Prepare to be amazed.
Bravo! Bravo! What a multi-tasker! 😀
I am envious. Goaded by my first boyfriend, I attempted to learn the flute when I was in college but, after a few sessions, I threw in the instrument, so to speak. Kids, I keep telling you that singing is an unnatural act but so is playing any wind instrument. I admire all wind players because only unwavering dedication and unshakeable discipline can make them suffer years of training. I say “suffer” because wind players undergo many physiological difficulties. New wind students often experience black-outs, numbness in the arms and, other body responses to breathing deeply and holding one’s breath. It’s like learning a new skill and the body needs to get used to it. Once it does, there are other things wind players have to contend with, namely health problems. I read an article written by a dentist once and he discussed the typical dental implications of playing single and double reed instruments which included, among others, receding gums and overbite problems. Another article spoke of wind players having headaches and occasional retinal hemorrhages, again due to excessive air pressures produced when blowing into their instruments. Then another one said flutists often get contact dermatitis because of the constant contact of their flute with their chin.
Now, those are just the physiological problems.

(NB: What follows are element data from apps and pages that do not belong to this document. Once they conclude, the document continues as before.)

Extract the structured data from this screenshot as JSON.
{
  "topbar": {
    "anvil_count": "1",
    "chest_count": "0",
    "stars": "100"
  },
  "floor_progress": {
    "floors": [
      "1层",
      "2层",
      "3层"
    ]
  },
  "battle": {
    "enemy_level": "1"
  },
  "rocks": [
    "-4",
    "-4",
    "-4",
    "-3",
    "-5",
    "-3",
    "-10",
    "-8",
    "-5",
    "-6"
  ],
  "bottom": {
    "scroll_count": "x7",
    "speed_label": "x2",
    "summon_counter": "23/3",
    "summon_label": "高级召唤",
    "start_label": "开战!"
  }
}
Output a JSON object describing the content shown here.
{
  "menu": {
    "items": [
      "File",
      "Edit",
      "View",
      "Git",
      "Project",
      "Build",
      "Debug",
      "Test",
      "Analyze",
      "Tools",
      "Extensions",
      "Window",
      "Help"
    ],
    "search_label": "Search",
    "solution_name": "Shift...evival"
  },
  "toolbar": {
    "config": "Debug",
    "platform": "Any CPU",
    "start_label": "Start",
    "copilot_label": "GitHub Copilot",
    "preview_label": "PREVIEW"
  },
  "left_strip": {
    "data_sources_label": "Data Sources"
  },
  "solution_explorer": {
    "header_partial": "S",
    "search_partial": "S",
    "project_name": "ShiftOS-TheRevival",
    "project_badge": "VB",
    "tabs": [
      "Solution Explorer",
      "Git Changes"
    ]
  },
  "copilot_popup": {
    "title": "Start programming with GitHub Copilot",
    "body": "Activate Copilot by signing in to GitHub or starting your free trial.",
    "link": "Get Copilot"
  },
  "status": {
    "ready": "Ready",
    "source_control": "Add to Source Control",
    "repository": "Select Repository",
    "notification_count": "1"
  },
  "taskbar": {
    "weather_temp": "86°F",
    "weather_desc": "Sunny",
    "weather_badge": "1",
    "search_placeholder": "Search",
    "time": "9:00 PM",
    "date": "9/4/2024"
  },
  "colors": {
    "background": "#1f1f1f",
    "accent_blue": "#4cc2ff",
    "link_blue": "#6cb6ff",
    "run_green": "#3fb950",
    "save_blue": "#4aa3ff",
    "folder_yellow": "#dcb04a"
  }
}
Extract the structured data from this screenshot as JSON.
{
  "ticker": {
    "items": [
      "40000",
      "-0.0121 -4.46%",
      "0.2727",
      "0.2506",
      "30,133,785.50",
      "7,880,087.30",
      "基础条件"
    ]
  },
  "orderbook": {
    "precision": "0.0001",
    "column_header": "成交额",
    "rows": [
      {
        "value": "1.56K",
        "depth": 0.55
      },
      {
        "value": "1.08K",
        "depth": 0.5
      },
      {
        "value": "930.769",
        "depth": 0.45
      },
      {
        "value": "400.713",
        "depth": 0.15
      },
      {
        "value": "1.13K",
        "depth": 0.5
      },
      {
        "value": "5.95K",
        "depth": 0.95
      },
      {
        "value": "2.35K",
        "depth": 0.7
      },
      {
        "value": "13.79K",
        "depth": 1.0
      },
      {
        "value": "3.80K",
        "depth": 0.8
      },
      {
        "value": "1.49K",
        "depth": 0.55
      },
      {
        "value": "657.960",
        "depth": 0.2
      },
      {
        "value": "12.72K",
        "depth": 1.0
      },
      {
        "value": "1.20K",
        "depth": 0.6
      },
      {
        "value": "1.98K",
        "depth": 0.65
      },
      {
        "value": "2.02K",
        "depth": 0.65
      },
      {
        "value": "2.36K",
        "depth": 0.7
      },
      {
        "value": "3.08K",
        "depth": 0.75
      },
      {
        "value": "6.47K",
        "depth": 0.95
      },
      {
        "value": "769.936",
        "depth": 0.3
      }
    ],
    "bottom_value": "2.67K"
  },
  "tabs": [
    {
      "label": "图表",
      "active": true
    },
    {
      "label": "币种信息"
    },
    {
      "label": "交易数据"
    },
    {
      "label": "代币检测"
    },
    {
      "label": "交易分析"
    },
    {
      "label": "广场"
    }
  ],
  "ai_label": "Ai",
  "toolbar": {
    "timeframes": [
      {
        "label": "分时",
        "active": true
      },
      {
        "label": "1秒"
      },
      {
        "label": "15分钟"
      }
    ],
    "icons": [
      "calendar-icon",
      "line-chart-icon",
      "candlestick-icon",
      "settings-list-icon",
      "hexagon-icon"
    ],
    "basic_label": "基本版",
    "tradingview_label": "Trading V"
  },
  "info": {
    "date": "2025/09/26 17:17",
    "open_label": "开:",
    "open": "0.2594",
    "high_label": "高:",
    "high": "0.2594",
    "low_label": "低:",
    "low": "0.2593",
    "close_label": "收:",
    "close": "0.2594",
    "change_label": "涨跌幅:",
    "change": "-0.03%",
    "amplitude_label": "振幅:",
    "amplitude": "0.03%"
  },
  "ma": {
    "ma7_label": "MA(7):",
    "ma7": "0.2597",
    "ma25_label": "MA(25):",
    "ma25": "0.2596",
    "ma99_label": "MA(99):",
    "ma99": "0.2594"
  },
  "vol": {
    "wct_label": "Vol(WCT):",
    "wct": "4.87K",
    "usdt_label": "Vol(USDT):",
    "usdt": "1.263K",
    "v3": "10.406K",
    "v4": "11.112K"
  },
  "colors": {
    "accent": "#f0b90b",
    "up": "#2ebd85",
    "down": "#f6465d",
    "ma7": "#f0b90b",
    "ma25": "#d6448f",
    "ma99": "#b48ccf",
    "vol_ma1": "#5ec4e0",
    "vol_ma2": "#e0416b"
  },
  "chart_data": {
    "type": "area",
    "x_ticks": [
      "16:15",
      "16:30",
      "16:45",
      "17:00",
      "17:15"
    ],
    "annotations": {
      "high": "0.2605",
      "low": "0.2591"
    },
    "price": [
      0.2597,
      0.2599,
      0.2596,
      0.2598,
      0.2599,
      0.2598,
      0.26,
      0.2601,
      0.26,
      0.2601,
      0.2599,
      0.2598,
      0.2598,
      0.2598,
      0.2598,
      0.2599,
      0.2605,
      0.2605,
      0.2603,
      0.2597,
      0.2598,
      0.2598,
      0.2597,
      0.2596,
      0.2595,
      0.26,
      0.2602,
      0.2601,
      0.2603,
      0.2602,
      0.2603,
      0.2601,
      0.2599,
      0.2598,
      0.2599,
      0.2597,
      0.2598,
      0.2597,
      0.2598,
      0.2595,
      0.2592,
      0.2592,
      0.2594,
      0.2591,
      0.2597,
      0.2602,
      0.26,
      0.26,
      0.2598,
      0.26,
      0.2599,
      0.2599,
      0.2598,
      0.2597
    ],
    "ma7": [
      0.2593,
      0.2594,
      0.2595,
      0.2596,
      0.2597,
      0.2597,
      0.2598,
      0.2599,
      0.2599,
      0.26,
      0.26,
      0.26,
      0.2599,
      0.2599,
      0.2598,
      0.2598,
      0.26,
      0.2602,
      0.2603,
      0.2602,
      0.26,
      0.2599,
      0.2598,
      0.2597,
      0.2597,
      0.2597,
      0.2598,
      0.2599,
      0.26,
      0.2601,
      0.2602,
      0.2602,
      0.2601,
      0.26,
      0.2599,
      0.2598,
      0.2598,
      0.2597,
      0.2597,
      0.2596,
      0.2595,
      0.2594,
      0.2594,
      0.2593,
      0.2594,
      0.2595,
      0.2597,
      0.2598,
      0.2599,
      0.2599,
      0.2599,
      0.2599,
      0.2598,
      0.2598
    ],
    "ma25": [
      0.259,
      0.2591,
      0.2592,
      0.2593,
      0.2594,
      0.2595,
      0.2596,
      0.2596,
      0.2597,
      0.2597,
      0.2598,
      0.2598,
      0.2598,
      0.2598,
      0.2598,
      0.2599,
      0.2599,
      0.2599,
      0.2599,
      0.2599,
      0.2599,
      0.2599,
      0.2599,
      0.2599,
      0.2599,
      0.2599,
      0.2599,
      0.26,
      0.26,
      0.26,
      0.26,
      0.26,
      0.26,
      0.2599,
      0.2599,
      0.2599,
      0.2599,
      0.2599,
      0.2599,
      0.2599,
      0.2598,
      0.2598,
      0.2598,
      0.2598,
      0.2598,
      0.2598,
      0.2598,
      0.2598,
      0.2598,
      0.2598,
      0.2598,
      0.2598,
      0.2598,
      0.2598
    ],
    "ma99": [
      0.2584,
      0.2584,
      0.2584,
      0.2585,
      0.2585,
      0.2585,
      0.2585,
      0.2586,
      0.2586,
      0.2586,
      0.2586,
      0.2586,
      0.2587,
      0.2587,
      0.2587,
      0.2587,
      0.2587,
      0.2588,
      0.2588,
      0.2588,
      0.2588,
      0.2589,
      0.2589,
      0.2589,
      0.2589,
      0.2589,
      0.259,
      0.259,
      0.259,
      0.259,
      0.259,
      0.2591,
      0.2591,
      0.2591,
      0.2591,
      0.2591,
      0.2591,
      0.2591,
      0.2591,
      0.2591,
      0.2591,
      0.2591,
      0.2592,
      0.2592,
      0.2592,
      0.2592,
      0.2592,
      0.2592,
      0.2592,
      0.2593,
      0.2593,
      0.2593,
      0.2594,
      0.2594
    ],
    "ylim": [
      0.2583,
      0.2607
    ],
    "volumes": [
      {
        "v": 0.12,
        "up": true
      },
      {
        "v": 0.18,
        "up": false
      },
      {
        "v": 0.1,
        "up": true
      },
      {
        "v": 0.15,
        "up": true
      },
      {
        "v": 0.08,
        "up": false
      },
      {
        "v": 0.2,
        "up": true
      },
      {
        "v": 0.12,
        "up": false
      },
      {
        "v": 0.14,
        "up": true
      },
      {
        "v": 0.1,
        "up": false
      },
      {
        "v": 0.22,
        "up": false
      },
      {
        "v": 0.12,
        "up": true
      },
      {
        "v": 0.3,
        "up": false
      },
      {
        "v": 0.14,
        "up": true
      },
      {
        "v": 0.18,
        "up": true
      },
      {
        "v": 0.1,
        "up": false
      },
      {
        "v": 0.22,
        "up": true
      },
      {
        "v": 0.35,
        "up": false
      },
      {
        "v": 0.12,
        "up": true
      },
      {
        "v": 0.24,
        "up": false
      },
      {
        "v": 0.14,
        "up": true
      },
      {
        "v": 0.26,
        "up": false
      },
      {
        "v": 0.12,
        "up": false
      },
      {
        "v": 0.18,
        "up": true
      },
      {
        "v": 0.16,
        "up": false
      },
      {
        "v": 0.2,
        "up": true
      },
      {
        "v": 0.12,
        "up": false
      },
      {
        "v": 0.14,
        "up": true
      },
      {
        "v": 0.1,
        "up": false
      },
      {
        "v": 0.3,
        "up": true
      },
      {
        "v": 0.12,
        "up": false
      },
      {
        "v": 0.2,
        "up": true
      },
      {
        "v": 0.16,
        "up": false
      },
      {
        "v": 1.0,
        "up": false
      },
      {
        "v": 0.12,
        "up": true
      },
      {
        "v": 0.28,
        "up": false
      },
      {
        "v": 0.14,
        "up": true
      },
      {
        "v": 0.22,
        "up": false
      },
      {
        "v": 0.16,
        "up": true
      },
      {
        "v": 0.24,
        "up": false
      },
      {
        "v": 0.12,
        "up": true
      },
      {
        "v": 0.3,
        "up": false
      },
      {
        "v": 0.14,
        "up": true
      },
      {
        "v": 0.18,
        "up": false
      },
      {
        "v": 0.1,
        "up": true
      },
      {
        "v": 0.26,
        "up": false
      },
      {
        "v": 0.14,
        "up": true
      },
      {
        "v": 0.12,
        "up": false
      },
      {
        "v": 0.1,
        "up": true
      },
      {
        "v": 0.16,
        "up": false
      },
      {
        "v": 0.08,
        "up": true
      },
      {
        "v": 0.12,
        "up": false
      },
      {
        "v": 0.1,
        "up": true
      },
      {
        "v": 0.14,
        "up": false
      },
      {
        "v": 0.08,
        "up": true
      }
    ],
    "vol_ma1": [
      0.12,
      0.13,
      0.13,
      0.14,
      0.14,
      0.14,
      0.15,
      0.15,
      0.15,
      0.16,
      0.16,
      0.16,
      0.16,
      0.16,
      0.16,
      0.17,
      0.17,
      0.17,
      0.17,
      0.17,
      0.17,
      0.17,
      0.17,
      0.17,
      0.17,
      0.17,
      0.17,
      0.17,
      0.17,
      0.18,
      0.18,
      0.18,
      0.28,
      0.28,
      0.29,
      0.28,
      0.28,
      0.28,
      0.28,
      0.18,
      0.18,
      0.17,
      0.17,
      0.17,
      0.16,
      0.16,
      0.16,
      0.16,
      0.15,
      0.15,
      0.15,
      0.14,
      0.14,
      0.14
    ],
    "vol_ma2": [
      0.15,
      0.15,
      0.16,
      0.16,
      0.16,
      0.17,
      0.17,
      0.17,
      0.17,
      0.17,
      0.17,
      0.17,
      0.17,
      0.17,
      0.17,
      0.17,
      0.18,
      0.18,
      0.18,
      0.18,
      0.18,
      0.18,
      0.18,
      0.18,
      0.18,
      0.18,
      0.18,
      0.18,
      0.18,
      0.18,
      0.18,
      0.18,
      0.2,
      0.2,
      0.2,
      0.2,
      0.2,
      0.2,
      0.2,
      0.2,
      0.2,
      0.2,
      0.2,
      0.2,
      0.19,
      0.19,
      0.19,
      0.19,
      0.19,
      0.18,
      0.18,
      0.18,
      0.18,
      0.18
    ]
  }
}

There are psychological ones, too. Case in point, when I typed “reed players dental problems” on Google, I was asked, “Did you mean: reed players mental problems?” I almost laughed out loud. I don’t know about mental problems but I do know lots of musicians who have emotional problems, reed players et al. All that practicing made many of us socially inept and, without our instruments, we feel vulnerable as newborn babes. We especially go through this when we’re younger (tween and teen years) when everyone is still trying to find their place and fit in in social circles. By the time we’re experts or professionals and have more time to socialize, we find that we can’t because we never properly learned to. But that’s the pay-off of being a musician.
Everything people do in life has a pay-off; it just so happens this is what some of us have chosen and, despite dental, mental and, many other problems, we will always deem and declare and that we have chosen well.My Sources: I discovered the YouTube clip at http://ryandupre.wordpress.com/. 🙂 Aural References (listen to short performances by each instrument): http://datadragon.com/education/instruments/winds.shtml Physiological Problems: http://tigger.uic.edu/sph/glakes/harts1/HARTS_library/musichaz.txt http://www.blackwell-synergy.com/doi/abs/10.1046/j.1365-4362.1999.00656.x http://www.pubmedcentral.nih.gov/articlerender.fcgi?artid=416484 Hey, kid! Give yourself a chance to excel. Please do not plagiarize.